As a software agency or a product house (or in my opinion any other type of company, especially from the IT industry) growing the knowledge of your employees should be one of the most crucial aspects when it comes to the employee lifecycle.
It’s definitely not very easy, and in this article, I’d like to suggest a few approaches. Which one will fit your company? Really hard to say. It all depends on the values you represent, people you have (or want to) hire and the type of business you’re running.
First, the most common approach is running hackathons inside the company.
This is something most of the companies have tried at least once, and I’m sad to say, most of them failed at this completely.
So what is the basic assumption of a hackathon? Finding a solution to a problem in a given (usually short) time by a team of people (can be multidisciplinary).
It seems like a very cool idea but has a lot of problems. First, the most obvious is finding a problem to solve. It may seem easy, but please bear in mind that a hackathon should have some tangible outcome. So whatever problem you choose should be possible to be solved within the given time. Usually, the hackathon’s are organized for maximum one day. This makes the number of problems that can be solved pretty limited.
The other thing is the actual results and their effects on the organization. Because most of the cases whenever talking about hackathons the result is some kind of software. From my perspective, it is pretty hard to actually do something with the software and maintain it. An additional problem is keeping the motivation and productivity for each next hackathon.
The other approach is something called Investment Day. This, in the opposite of the hackathon, doesn’t have to be focused on a problem and doesn’t require a group.
Investment day is a day when the given person does not work for a commercial project but spends time to learn/do things. Of course, an investment day should have a given effect and be well-planned. From my perspective though, it’s way easier to maintain a good motivation even if you do it every month. What is more, some things can be done continuously on each next investment day (for. Ex. maintaining open source). There is one thing which is extremely important – in order for Investment Days to work each person within the organization should have some kind of clear goals defined for his/her development. Thanks to that, anytime an investment day is taken, it is easy to choose something to do and allows the overall progress of the whole organization.
As mentioned – investment day does not require a group effort, so project-wase it’s easier to organize as you do not need to take whole team off-project – which may be extremely difficult in software houses.
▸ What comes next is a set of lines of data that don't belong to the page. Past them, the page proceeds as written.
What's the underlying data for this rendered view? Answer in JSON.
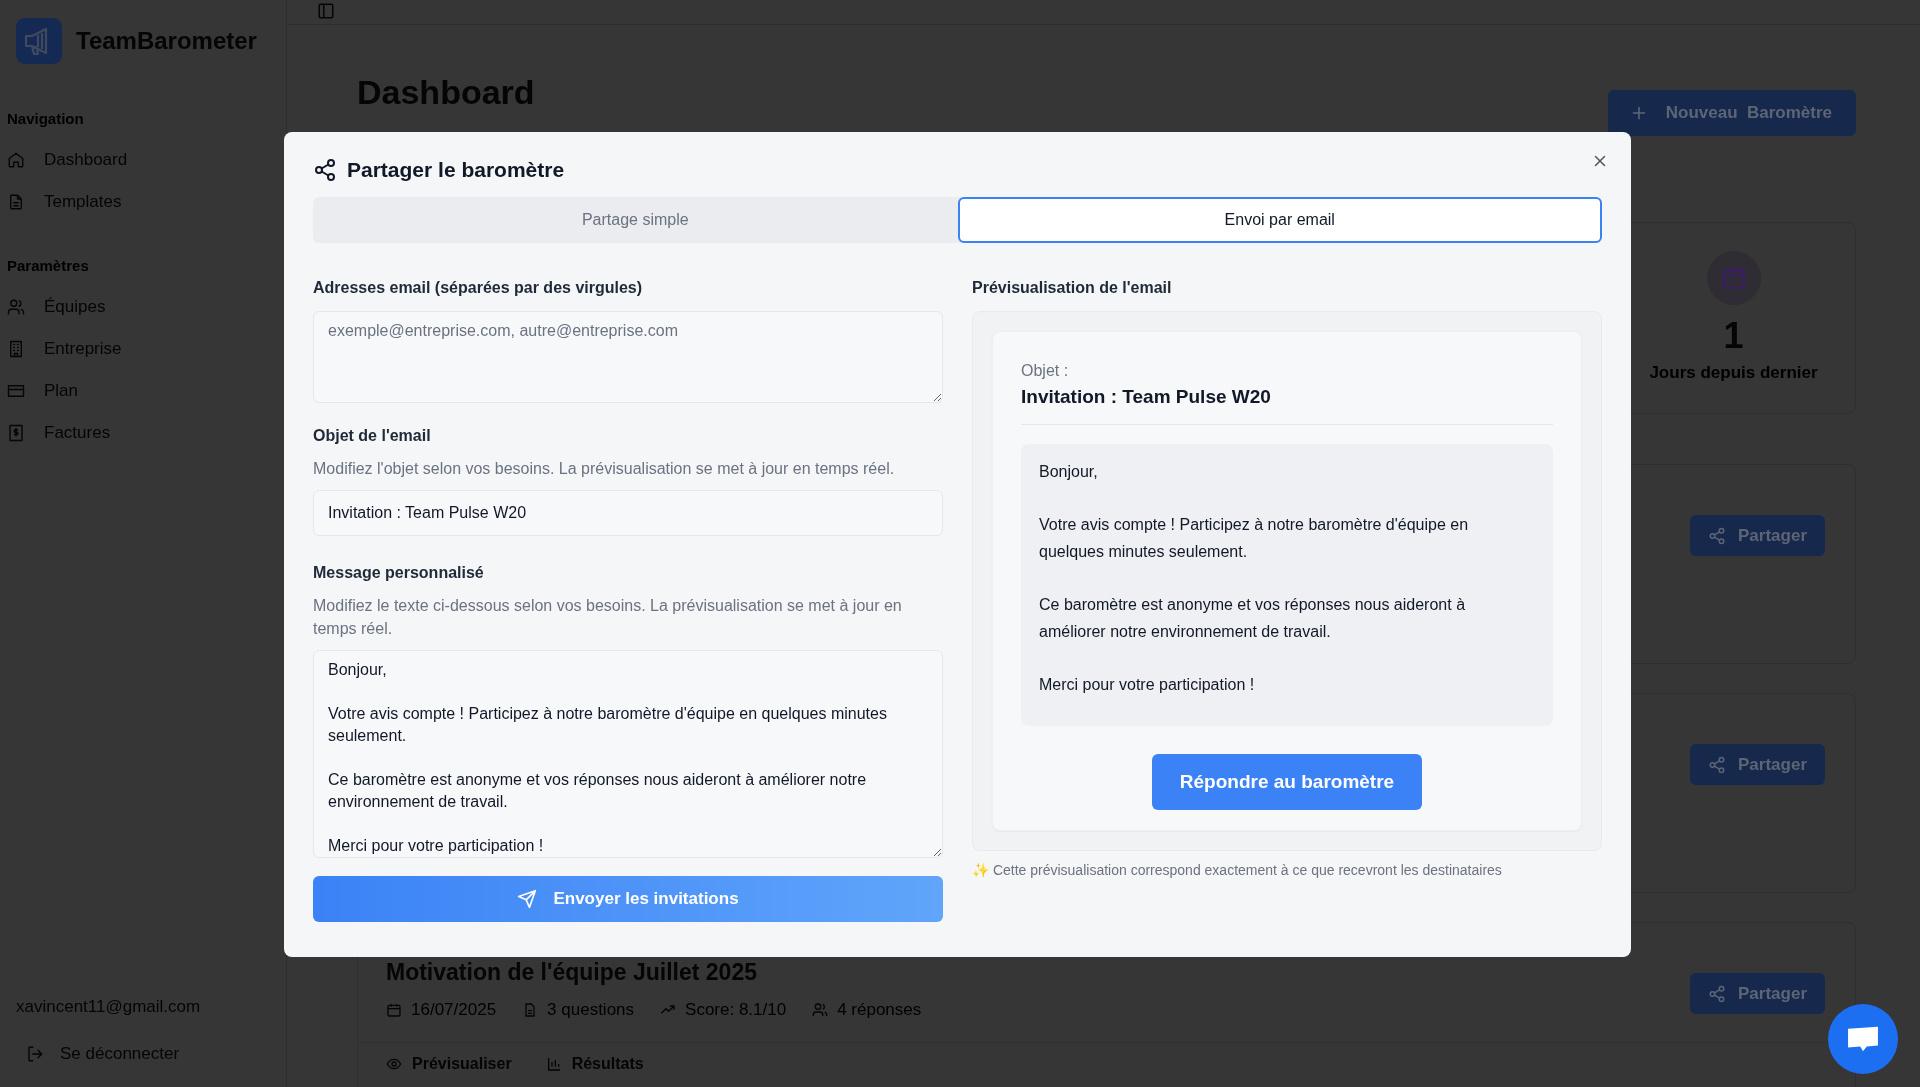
{
  "sidebar": {
    "app_name": "TeamBarometer",
    "sections": [
      {
        "heading": "Navigation",
        "items": [
          {
            "label": "Dashboard"
          },
          {
            "label": "Templates"
          }
        ]
      },
      {
        "heading": "Paramètres",
        "items": [
          {
            "label": "Équipes"
          },
          {
            "label": "Entreprise"
          },
          {
            "label": "Plan"
          },
          {
            "label": "Factures"
          }
        ]
      }
    ],
    "user_email": "xavincent11@gmail.com",
    "logout": "Se déconnecter"
  },
  "page": {
    "title": "Dashboard",
    "new_button": "Nouveau  Baromètre",
    "stat": {
      "value": "1",
      "label": "Jours depuis dernier"
    },
    "barometers": [
      {
        "share": "Partager"
      },
      {
        "share": "Partager"
      },
      {
        "title": "Motivation de l'équipe Juillet 2025",
        "date": "16/07/2025",
        "questions": "3 questions",
        "score": "Score: 8.1/10",
        "responses": "4 réponses",
        "actions": [
          "Prévisualiser",
          "Résultats"
        ],
        "share": "Partager"
      }
    ]
  },
  "modal": {
    "title": "Partager le baromètre",
    "tabs": [
      {
        "label": "Partage simple",
        "selected": false
      },
      {
        "label": "Envoi par email",
        "selected": true
      }
    ],
    "emails": {
      "label": "Adresses email (séparées par des virgules)",
      "placeholder": "exemple@entreprise.com, autre@entreprise.com"
    },
    "subject": {
      "label": "Objet de l'email",
      "hint": "Modifiez l'objet selon vos besoins. La prévisualisation se met à jour en temps réel.",
      "value": "Invitation : Team Pulse W20"
    },
    "message": {
      "label": "Message personnalisé",
      "hint": "Modifiez le texte ci-dessous selon vos besoins. La prévisualisation se met à jour en temps réel.",
      "value": "Bonjour,\n\nVotre avis compte ! Participez à notre baromètre d'équipe en quelques minutes seulement.\n\nCe baromètre est anonyme et vos réponses nous aideront à améliorer notre environnement de travail.\n\nMerci pour votre participation !"
    },
    "send_button": "Envoyer les invitations",
    "preview": {
      "heading": "Prévisualisation de l'email",
      "subject_label": "Objet :",
      "subject": "Invitation : Team Pulse W20",
      "body": [
        "Bonjour,",
        "Votre avis compte ! Participez à notre baromètre d'équipe en quelques minutes seulement.",
        "Ce baromètre est anonyme et vos réponses nous aideront à améliorer notre environnement de travail.",
        "Merci pour votre participation !"
      ],
      "cta": "Répondre au baromètre",
      "note": "✨ Cette prévisualisation correspond exactement à ce que recevront les destinataires"
    }
  }
}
The third, least popular and in my opinion, the worst approach is something which companies tend to name “slack day” which basically allows anyone to do anything, within a day. Without much control and supervision, it requires a very well-motivated and organized team for this to work. I’d say that the ideal case for organizing such a day is high-pressure organizations working in a stressful environment in which members really need to have some time to do things on their own, according to their current needs.
For sure these are not all of the possible ways for people to grow their internal knowledge but for sure they are the common ones.
In this article, I did not cover that much the technicalities of each day, but I assume they are pretty self-explanatory.
If you need any help in organizing and maintaining ways of improving internal knowledge – we would be happy to talk to you and advise about possible solutions right for your team.